Last week I wrote how I had paged through the new Spirit #1 and had seen the beautiful artwork and color. Maybe you wondered why I hadn't mentioned the story. The answer is simple enough: as of my last posting I had yet to read the story. I was afraid to read it. I set that comic book aside in a pile of its own for a week or ten days, shuddering to think that it might be a Crash and Burn Moment for DC Comics and the world of comics in general. I hold the Spirit in high reverence, and other attempts by modern day artists to capture the essence of The Spirit had been less than memorable. The time I had been dreading came last week, and I nervously sat down to read the new comic that I already knew was beautiful to look at. Those of you who have already read the issue won't be startled as I exclaim that THE STORY IS EXCELLENT! I needn't have worried! Darwyn Cooke was absolutely the perfect choice to helm this rejuvenation of The Spirit, and the gentleman has even more solidly cemented himself in my mind as a Modern Day Master of Comic Books.

I mentioned also last week about the brilliance of the coloring by Dave Stewart gracing that superb Spirit story. I meant to add that another of my favorite colorists is Lee Loughridge. So amazing is the craftsmanship of Mr. Loughridge that I have been known to buy comics he colored just so I could luxuriate in the hues.

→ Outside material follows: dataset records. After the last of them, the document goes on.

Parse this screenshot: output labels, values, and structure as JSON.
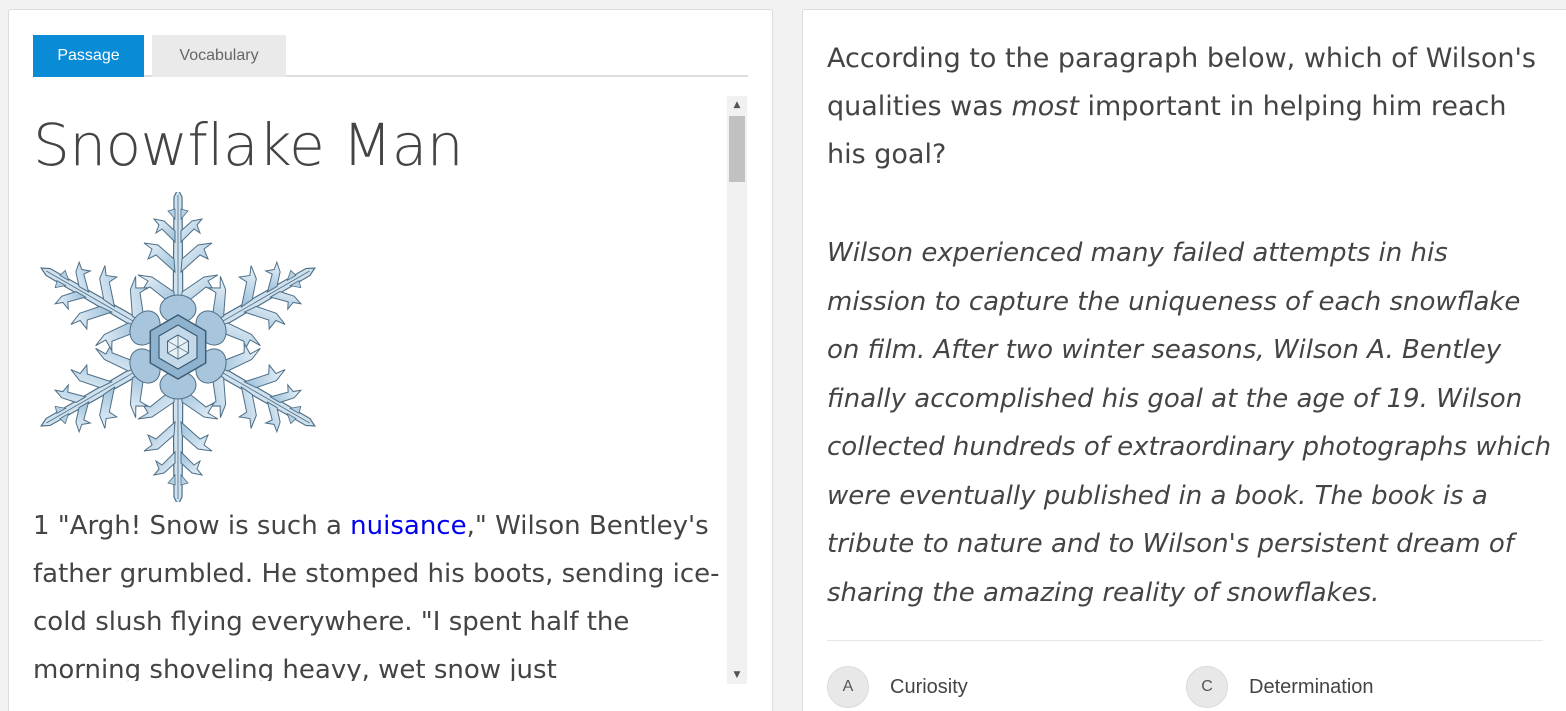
{
  "tabs": [
    {
      "label": "Passage",
      "active": true
    },
    {
      "label": "Vocabulary",
      "active": false
    }
  ],
  "passage": {
    "title": "Snowflake Man",
    "image": "snowflake-illustration",
    "paragraph": {
      "number": "1",
      "pre_link": " \"Argh! Snow is such a ",
      "link_word": "nuisance",
      "post_link": ",\" Wilson Bentley's father grumbled. He stomped his boots, sending ice-cold slush flying everywhere. \"I spent half the morning shoveling heavy, wet snow just"
    }
  },
  "question": {
    "prompt_before": "According to the paragraph below, which of Wilson's qualities was ",
    "prompt_emphasis": "most",
    "prompt_after": " important in helping him reach his goal?",
    "excerpt": "Wilson experienced many failed attempts in his mission to capture the uniqueness of each snowflake on film. After two winter seasons, Wilson A. Bentley finally accomplished his goal at the age of 19. Wilson collected hundreds of extraordinary photographs which were eventually published in a book. The book is a tribute to nature and to Wilson's persistent dream of sharing the amazing reality of snowflakes."
  },
  "choices": [
    {
      "letter": "A",
      "label": "Curiosity"
    },
    {
      "letter": "C",
      "label": "Determination"
    }
  ],
  "colors": {
    "accent": "#0a8bd6",
    "link": "#0000ee",
    "text": "#444444"
  },
  "icons": {
    "scroll_up": "scroll-up-arrow-icon",
    "scroll_down": "scroll-down-arrow-icon"
  }
}
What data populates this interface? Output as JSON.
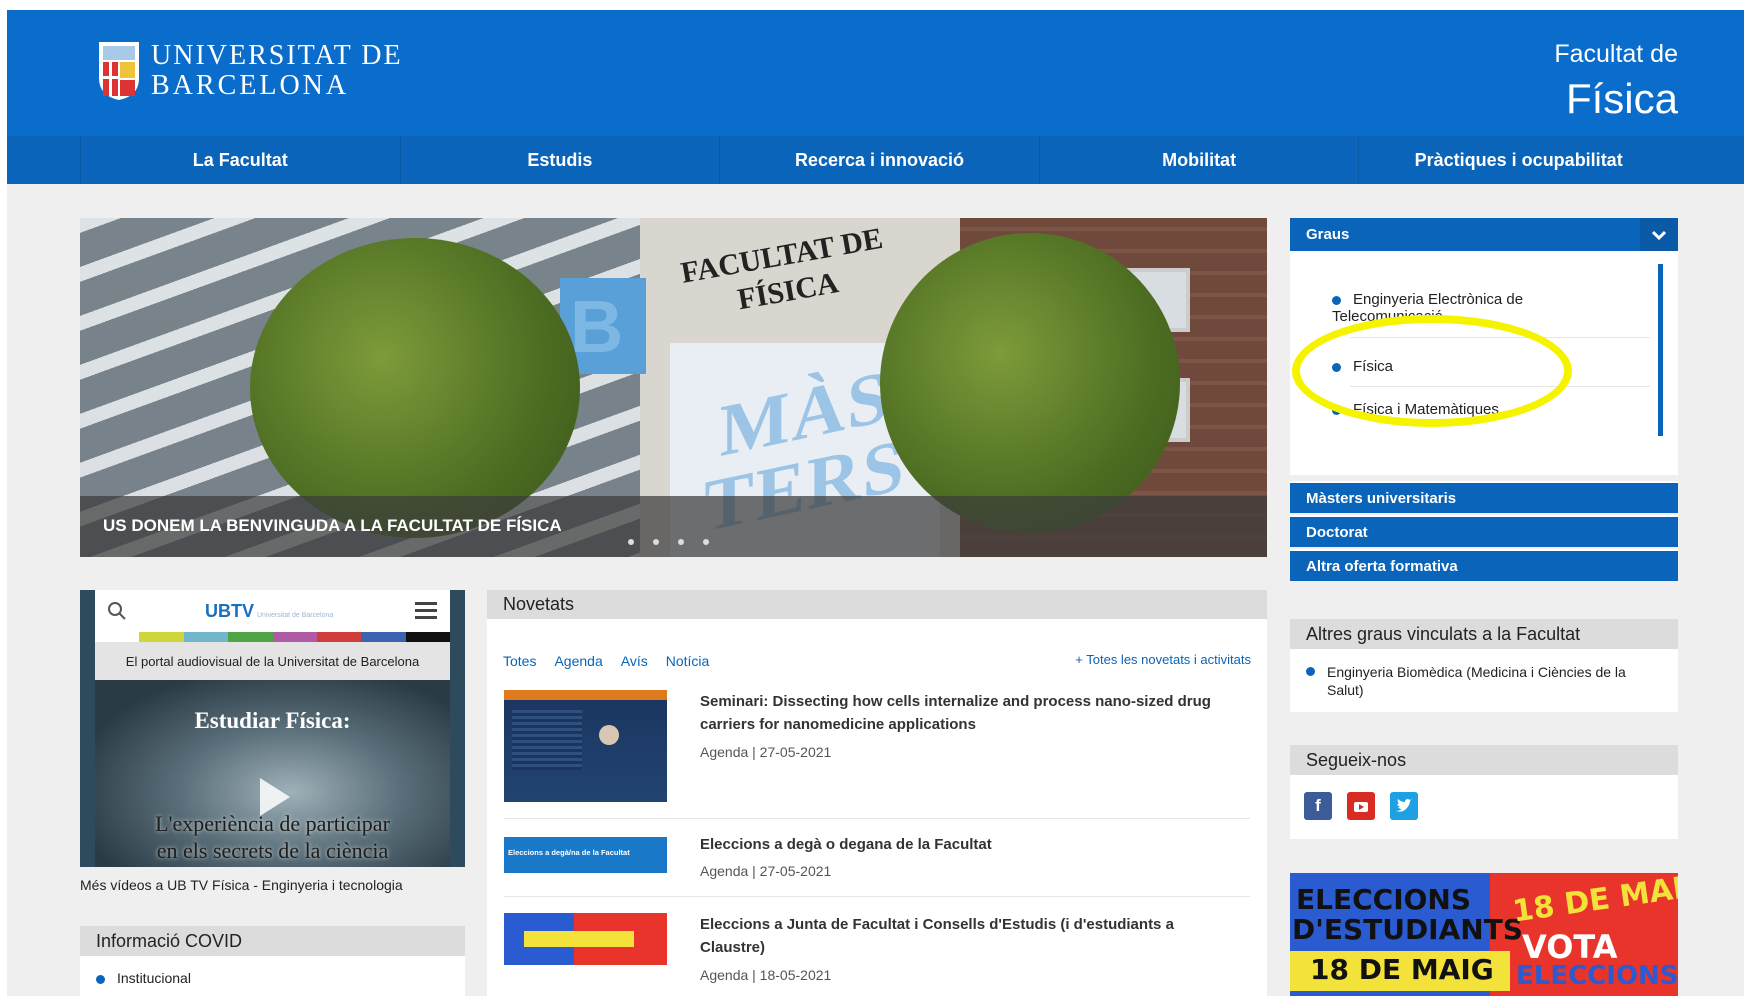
{
  "header": {
    "logo_line1": "UNIVERSITAT DE",
    "logo_line2": "BARCELONA",
    "faculty_line1": "Facultat de",
    "faculty_line2": "Física",
    "brand_color": "#0a6ccb"
  },
  "nav": {
    "items": [
      "La Facultat",
      "Estudis",
      "Recerca i innovació",
      "Mobilitat",
      "Pràctiques i ocupabilitat"
    ]
  },
  "hero": {
    "caption": "US DONEM LA BENVINGUDA A LA FACULTAT DE FÍSICA",
    "sign_text": "FACULTAT DE FÍSICA",
    "banner_text": "MÀS TERS",
    "slides": 4
  },
  "ubtv": {
    "logo": "UBTV",
    "logo_small": "Universitat de Barcelona",
    "tagline": "El portal audiovisual de la Universitat de Barcelona",
    "video_title": "Estudiar Física:",
    "video_subtitle_1": "L'experiència de participar",
    "video_subtitle_2": "en els secrets de la ciència",
    "more_link": "Més vídeos a UB TV Física - Enginyeria i tecnologia"
  },
  "covid": {
    "title": "Informació COVID",
    "items": [
      "Institucional"
    ]
  },
  "novetats": {
    "title": "Novetats",
    "filters": [
      "Totes",
      "Agenda",
      "Avís",
      "Notícia"
    ],
    "all_link": "+ Totes les novetats i activitats",
    "items": [
      {
        "title": "Seminari: Dissecting how cells internalize and process nano-sized drug carriers for nanomedicine applications",
        "meta": "Agenda | 27-05-2021"
      },
      {
        "title": "Eleccions a degà o degana de la Facultat",
        "meta": "Agenda | 27-05-2021",
        "thumb_text": "Eleccions a degà/na de la Facultat"
      },
      {
        "title": "Eleccions a Junta de Facultat i Consells d'Estudis (i d'estudiants a Claustre)",
        "meta": "Agenda | 18-05-2021"
      }
    ]
  },
  "graus": {
    "title": "Graus",
    "items": [
      "Enginyeria Electrònica de Telecomunicació",
      "Física",
      "Física i Matemàtiques"
    ],
    "links": [
      "Màsters universitaris",
      "Doctorat",
      "Altra oferta formativa"
    ]
  },
  "altres": {
    "title": "Altres graus vinculats a la Facultat",
    "items": [
      "Enginyeria Biomèdica (Medicina i Ciències de la Salut)"
    ]
  },
  "segueix": {
    "title": "Segueix-nos",
    "icons": [
      "facebook-icon",
      "youtube-icon",
      "twitter-icon"
    ],
    "colors": {
      "facebook": "#3b5b99",
      "youtube": "#d82b24",
      "twitter": "#1da1e2"
    }
  },
  "banner": {
    "line1": "ELECCIONS",
    "line2": "D'ESTUDIANTS",
    "line3": "18 DE MAIG",
    "vote": "VOTA"
  },
  "annotation": {
    "color": "#f5f300"
  }
}
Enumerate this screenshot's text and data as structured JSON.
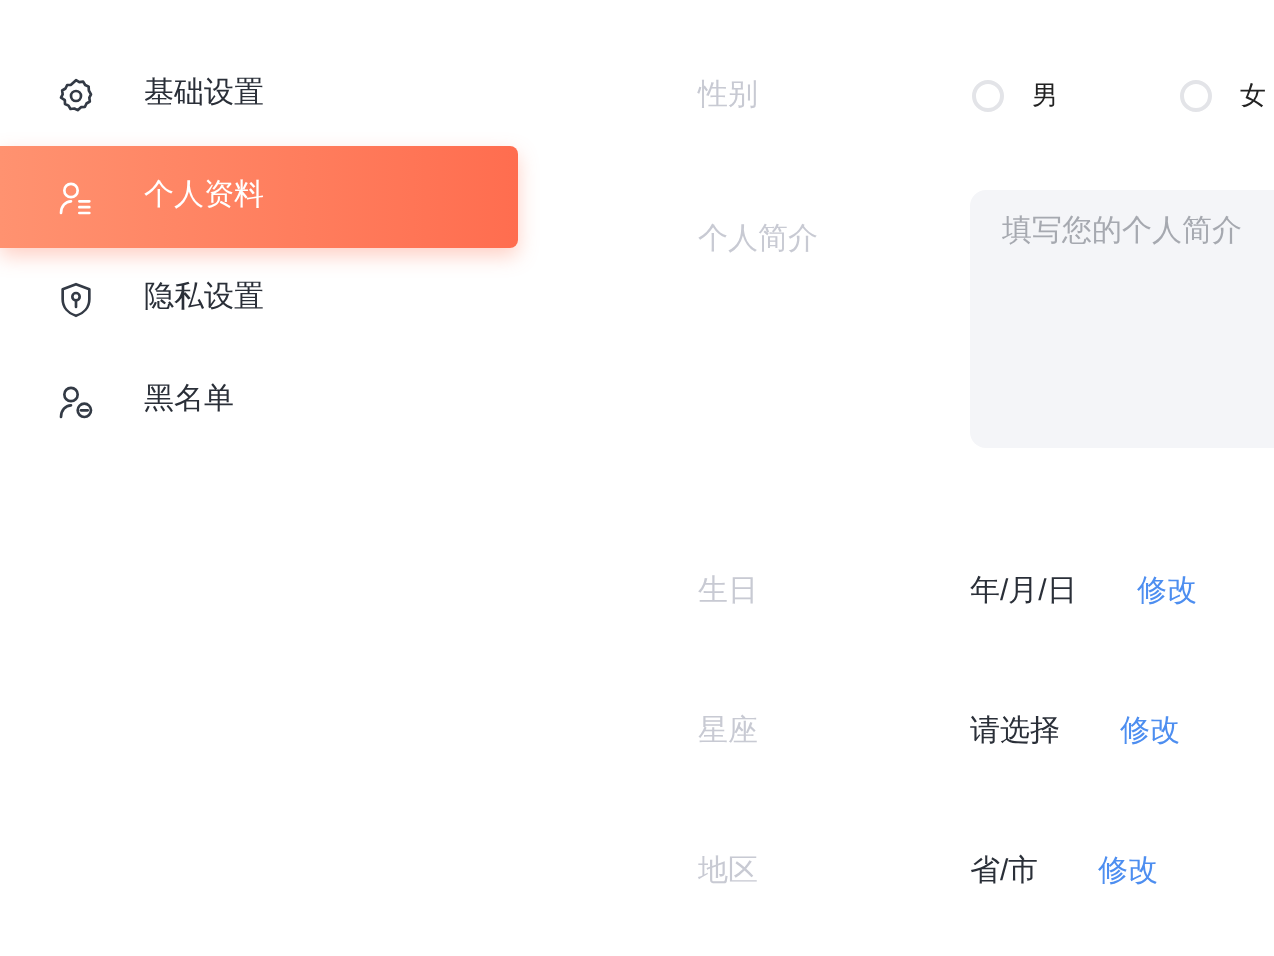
{
  "sidebar": {
    "items": [
      {
        "label": "基础设置",
        "selected": false
      },
      {
        "label": "个人资料",
        "selected": true
      },
      {
        "label": "隐私设置",
        "selected": false
      },
      {
        "label": "黑名单",
        "selected": false
      }
    ]
  },
  "form": {
    "gender": {
      "label": "性别",
      "options": [
        {
          "label": "男",
          "selected": false
        },
        {
          "label": "女",
          "selected": false
        }
      ]
    },
    "bio": {
      "label": "个人简介",
      "placeholder": "填写您的个人简介"
    },
    "fields": [
      {
        "label": "生日",
        "value": "年/月/日",
        "action": "修改"
      },
      {
        "label": "星座",
        "value": "请选择",
        "action": "修改"
      },
      {
        "label": "地区",
        "value": "省/市",
        "action": "修改"
      }
    ]
  }
}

Oh, and I have another Gift from the Hayfamzone for you. It's not a valuable hyperlink like my earlier presents, but rather a great comic book recommendation. If you're not reading DC's Mystery in Space, please take this paragraph as an emphatic encouragement to amend your ways. It is one of the best written current comics, and the artwork is among the best also. Not only does his dialogue sparkle, but writer Jim Starlin earns even higher marks for one of the most cleverly constructed of current comic stories. You see, each issue has two parallel but somewhat-related stories (one featuring (Captain) Comet and the other featuring The Weird drawn by Starlin himself), and in an issue or two the two tracks will converge. It's a limited series, so time's running out!

That just about empties my bag of Odds and Ends. So, you ask, what does 2007 hold in store for the hayfamzone? I hope you'll keep checking back here every week and we'll find out together.